> [TASK TO CARRY OUT] Repeat every entry in the listing below, exactly.
■ ■ ■ ■ ■ ■ ■
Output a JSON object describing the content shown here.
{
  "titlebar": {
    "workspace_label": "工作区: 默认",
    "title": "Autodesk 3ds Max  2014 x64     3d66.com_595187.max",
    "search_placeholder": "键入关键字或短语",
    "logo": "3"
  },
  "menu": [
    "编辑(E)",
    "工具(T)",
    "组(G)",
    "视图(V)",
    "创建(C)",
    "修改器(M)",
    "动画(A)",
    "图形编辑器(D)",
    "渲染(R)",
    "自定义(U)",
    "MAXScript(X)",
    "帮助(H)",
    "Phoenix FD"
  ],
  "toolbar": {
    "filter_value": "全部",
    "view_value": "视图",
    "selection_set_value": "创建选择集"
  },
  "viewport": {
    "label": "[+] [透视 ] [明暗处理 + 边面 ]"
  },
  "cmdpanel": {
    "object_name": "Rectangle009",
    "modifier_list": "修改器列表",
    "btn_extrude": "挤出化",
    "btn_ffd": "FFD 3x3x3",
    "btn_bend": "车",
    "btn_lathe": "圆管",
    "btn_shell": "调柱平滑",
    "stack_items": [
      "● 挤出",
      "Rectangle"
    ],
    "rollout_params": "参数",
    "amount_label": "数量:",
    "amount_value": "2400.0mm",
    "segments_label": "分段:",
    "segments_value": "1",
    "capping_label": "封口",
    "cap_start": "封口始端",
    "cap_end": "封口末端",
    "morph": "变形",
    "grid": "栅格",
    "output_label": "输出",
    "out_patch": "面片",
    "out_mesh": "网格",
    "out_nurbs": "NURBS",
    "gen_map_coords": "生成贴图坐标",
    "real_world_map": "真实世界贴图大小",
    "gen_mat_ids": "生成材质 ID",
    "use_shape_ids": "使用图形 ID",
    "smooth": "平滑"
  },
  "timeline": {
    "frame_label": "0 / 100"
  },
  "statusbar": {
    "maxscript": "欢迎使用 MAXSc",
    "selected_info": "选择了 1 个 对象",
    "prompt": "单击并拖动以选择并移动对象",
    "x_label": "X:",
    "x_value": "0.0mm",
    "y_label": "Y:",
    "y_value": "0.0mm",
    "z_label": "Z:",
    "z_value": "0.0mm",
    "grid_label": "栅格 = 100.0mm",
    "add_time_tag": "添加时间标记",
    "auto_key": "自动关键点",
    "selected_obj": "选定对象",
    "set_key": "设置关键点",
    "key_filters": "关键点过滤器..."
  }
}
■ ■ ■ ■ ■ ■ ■
> [TASK RESPONSE]
Output a JSON object describing the content shown here.
{
  "titlebar": {
    "workspace_label": "工作区: 默认",
    "title": "Autodesk 3ds Max  2014 x64     3d66.com_595187.max",
    "search_placeholder": "键入关键字或短语",
    "logo": "3"
  },
  "menu": [
    "编辑(E)",
    "工具(T)",
    "组(G)",
    "视图(V)",
    "创建(C)",
    "修改器(M)",
    "动画(A)",
    "图形编辑器(D)",
    "渲染(R)",
    "自定义(U)",
    "MAXScript(X)",
    "帮助(H)",
    "Phoenix FD"
  ],
  "toolbar": {
    "filter_value": "全部",
    "view_value": "视图",
    "selection_set_value": "创建选择集"
  },
  "viewport": {
    "label": "[+] [透视 ] [明暗处理 + 边面 ]"
  },
  "cmdpanel": {
    "object_name": "Rectangle009",
    "modifier_list": "修改器列表",
    "btn_extrude": "挤出化",
    "btn_ffd": "FFD 3x3x3",
    "btn_bend": "车",
    "btn_lathe": "圆管",
    "btn_shell": "调柱平滑",
    "stack_items": [
      "● 挤出",
      "Rectangle"
    ],
    "rollout_params": "参数",
    "amount_label": "数量:",
    "amount_value": "2400.0mm",
    "segments_label": "分段:",
    "segments_value": "1",
    "capping_label": "封口",
    "cap_start": "封口始端",
    "cap_end": "封口末端",
    "morph": "变形",
    "grid": "栅格",
    "output_label": "输出",
    "out_patch": "面片",
    "out_mesh": "网格",
    "out_nurbs": "NURBS",
    "gen_map_coords": "生成贴图坐标",
    "real_world_map": "真实世界贴图大小",
    "gen_mat_ids": "生成材质 ID",
    "use_shape_ids": "使用图形 ID",
    "smooth": "平滑"
  },
  "timeline": {
    "frame_label": "0 / 100"
  },
  "statusbar": {
    "maxscript": "欢迎使用 MAXSc",
    "selected_info": "选择了 1 个 对象",
    "prompt": "单击并拖动以选择并移动对象",
    "x_label": "X:",
    "x_value": "0.0mm",
    "y_label": "Y:",
    "y_value": "0.0mm",
    "z_label": "Z:",
    "z_value": "0.0mm",
    "grid_label": "栅格 = 100.0mm",
    "add_time_tag": "添加时间标记",
    "auto_key": "自动关键点",
    "selected_obj": "选定对象",
    "set_key": "设置关键点",
    "key_filters": "关键点过滤器..."
  }
}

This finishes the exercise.